■ **TASK INSTRUCTIONS**: Using the entries that follow, collect the lines where the word "Cloud" appears.
___ DATA SUPPLIED
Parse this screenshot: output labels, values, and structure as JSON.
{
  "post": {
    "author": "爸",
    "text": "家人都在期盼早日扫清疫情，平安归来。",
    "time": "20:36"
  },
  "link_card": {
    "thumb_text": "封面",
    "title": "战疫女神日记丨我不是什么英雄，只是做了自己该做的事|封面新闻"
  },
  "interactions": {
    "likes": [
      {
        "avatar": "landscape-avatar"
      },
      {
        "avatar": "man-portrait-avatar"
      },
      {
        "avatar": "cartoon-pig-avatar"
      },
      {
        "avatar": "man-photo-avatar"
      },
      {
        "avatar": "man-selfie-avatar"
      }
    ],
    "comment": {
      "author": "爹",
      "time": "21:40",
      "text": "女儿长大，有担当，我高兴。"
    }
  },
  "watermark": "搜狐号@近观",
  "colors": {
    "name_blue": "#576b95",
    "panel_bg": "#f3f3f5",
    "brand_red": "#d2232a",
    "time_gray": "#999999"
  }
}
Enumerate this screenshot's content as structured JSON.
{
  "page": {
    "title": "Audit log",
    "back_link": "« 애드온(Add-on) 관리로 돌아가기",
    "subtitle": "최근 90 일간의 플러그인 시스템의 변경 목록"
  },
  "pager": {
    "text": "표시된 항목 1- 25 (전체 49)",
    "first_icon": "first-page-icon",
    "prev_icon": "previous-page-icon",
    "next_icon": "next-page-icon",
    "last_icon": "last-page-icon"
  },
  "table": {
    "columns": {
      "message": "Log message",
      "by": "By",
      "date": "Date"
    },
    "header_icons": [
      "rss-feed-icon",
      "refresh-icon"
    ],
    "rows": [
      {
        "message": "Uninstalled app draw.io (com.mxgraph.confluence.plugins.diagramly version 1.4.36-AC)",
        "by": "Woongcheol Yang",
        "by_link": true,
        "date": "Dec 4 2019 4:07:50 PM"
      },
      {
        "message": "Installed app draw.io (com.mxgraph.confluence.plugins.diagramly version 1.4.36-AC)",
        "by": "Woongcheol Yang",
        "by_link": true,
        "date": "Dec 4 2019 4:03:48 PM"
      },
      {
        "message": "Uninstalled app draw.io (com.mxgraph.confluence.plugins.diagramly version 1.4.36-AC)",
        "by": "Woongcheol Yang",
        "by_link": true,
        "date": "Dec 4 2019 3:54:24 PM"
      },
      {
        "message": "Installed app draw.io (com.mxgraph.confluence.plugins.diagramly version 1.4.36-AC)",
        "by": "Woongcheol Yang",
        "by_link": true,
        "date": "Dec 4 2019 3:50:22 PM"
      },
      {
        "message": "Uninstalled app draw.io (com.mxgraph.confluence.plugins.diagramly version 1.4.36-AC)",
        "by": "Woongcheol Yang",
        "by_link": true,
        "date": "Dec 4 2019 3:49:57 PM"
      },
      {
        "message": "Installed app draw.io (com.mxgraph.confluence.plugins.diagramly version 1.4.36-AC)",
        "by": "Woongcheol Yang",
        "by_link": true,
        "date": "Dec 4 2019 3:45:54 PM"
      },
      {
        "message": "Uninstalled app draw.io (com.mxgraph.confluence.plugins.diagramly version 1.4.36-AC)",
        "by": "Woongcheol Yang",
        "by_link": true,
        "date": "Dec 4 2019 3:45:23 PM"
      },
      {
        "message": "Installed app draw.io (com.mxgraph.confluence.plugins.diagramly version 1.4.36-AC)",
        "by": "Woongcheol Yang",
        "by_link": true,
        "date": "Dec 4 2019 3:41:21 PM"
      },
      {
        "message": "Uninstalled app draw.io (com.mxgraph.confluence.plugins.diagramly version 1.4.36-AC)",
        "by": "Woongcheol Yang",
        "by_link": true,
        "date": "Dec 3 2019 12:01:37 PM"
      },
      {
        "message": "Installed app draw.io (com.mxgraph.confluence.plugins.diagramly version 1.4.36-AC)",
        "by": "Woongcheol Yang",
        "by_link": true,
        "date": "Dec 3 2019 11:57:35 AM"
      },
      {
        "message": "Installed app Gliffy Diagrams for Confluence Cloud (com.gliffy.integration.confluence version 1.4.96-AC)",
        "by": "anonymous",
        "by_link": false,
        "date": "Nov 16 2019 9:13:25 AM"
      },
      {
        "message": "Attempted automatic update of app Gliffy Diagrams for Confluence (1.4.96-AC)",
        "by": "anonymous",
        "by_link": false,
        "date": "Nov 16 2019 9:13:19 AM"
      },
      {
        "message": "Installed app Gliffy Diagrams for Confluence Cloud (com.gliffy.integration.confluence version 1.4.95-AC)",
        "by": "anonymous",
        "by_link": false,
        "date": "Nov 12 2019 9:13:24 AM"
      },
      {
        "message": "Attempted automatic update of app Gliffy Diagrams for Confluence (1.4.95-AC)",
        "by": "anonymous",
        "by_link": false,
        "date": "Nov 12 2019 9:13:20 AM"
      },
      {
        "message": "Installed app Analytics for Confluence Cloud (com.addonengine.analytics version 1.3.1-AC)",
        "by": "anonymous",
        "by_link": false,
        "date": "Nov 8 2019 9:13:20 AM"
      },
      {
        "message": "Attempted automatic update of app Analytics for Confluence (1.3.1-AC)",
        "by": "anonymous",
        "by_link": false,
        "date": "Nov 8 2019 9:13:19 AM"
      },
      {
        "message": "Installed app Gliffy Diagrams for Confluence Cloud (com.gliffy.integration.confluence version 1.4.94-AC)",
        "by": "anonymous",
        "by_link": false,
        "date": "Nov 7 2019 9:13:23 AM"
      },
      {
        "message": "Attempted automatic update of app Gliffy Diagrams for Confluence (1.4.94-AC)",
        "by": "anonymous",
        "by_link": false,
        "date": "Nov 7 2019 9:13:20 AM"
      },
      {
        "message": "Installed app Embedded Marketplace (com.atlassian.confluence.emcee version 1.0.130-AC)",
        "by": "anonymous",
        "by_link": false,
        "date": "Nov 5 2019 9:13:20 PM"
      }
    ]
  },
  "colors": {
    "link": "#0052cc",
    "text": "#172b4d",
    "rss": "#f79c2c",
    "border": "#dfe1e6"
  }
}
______
■ **ANSWER FOR THIS EXERCISE**:
        "message": "Installed app Gliffy Diagrams for Confluence Cloud (com.gliffy.integration.confluence version 1.4.96-AC)",
        "message": "Installed app Gliffy Diagrams for Confluence Cloud (com.gliffy.integration.confluence version 1.4.95-AC)",
        "message": "Installed app Analytics for Confluence Cloud (com.addonengine.analytics version 1.3.1-AC)",
        "message": "Installed app Gliffy Diagrams for Confluence Cloud (com.gliffy.integration.confluence version 1.4.94-AC)",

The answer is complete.